HALF THE HERD
“Come girls, come girls!” she calmly hollers to bring them in from the field. It’s kidding season, and with only yearlings left to give birth, Charuth is now tending to more than 100 babies. This is in addition to her 100-head milking herd, who are at home in a big white wide-mouthed barn on their property.
Inside the aging but sturdy structure, tiny and energetic bundles climb pallets of organic feed four feet high and leap off to tackle or tame their cohorts. It’s a vision of joy and kid-like play.
Such bucolic images, however, often shadow the harsh realities of farm life. When put in the context of a goat dairy, the milk has the most value. The female goats, the does, are the ones that produce it, which makes kidding season a time of birth—but also a time of death.
Goats are considered late-season breeders, meaning that when they breed and when they birth is directly impacted by the amount of sunlight. The gestation period is about five months, which makes spring baby goat season. Many goats have twins or even triplets. Does are saved to replace aging members of the dairy herd, or they are used to increase the size of the herd, as Dutch Girl Creamery has done. But the bucks, the male goats, have little to no value when milk is the golden ticket.
A dairy needs only a few male goats. According to Charuth, to grow to a good slaughtering weight of 30 to 40 pounds, a buck will need to drink $250 worth of milk. But the most she can earn on a buck is approximately $1.50 to $2 per pound. If she were to grow them to that size, she would sell them at a financial loss.
“If you raise meat goats it’s different, because the value of the milk goes to the meat. But in our case, we are trying to make our money off of the milk. Another problem is that the processing plant charges the same price, whether you slaughter them at 20 pounds or 40 pounds,” explains Charuth. “There are a lot of factors to consider.
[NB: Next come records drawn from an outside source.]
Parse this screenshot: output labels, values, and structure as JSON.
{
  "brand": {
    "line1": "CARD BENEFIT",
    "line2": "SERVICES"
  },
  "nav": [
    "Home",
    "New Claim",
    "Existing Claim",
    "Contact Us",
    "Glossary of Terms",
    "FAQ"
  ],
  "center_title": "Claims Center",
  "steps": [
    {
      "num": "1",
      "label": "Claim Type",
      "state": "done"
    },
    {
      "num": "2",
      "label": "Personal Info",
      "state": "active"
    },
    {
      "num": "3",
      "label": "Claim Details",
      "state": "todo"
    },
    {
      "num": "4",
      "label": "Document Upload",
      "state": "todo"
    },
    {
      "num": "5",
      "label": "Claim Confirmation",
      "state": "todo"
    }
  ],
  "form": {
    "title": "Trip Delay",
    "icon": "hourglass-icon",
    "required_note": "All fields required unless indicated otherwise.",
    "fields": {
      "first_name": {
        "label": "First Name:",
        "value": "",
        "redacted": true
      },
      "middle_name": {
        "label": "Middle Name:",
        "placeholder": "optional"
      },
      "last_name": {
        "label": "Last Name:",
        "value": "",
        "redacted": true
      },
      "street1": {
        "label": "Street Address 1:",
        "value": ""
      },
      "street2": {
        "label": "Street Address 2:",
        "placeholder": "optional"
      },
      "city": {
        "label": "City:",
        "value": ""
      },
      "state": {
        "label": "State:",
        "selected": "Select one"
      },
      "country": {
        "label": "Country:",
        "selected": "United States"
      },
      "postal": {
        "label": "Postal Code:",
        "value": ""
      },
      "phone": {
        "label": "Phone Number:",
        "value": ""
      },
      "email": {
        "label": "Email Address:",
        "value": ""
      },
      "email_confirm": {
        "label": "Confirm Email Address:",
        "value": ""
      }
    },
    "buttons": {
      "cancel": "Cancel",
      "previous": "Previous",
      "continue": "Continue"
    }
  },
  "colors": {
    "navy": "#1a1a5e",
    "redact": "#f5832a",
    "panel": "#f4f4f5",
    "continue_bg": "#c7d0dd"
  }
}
Maybe we should figure out a way to make young bucks a delicacy and create a market, solving two dilemmas with one product.”
George Kazas, co-owner and chef at the Parthenon, a Greek restaurant in Lincoln, is trying to do just that. He first met Charuth and Kevin four years ago at an area farmers market. The 10-yearold restaurant has always featured local produce and protein on its menu, so adding local goat meat seemed like a logical next step.
By the time of publication, Charuth’s 2013 kidding season has produced 80 bucks. George, who prefers the bucks at the smaller 20-pound size, has purchased almost all of them. A younger, smaller goat, George says, has tender meat, which is easier to prepare. “We’ve tried to buy local as much as possible since the day we opened. Over the last five years it’s become a lot easier,” says George. “The quality of local food is incredible, and it keeps the money right here, close to us.”
For Charuth, her relationship with the Parthenon provides a solution to a sustainable farmer’s problem: How to make a living from the land and the animals without being wasteful, careless or cruel. It also creates a learning opportunity for consumers to understand the full cycle of food. As goat cheese continues to grow in popularity, perhaps local goat meat should as well.
If you’re interested in cooking with goat meat, you have three options: Call a goat dairy such as Dutch Girl Creamery and make arrangements to buy a buck; contact a meat goat farmer and make arrangements to buy a goat; or seek out an ethnic market such as Farm Fresh Market, which opened in January at 119th and Pacifi c streets in Omaha. It specializes in fresh—never frozen—goat meat. A Google search of “halal butchers” with the name of your city will likely provide additional meat goat options.
Dutch Girl Creamery cheeses are available directly at its on-farm Country Store, or at any number of farmers markets in Omaha and Lincoln. For a complete list, visit the website at ShadowBrk.com.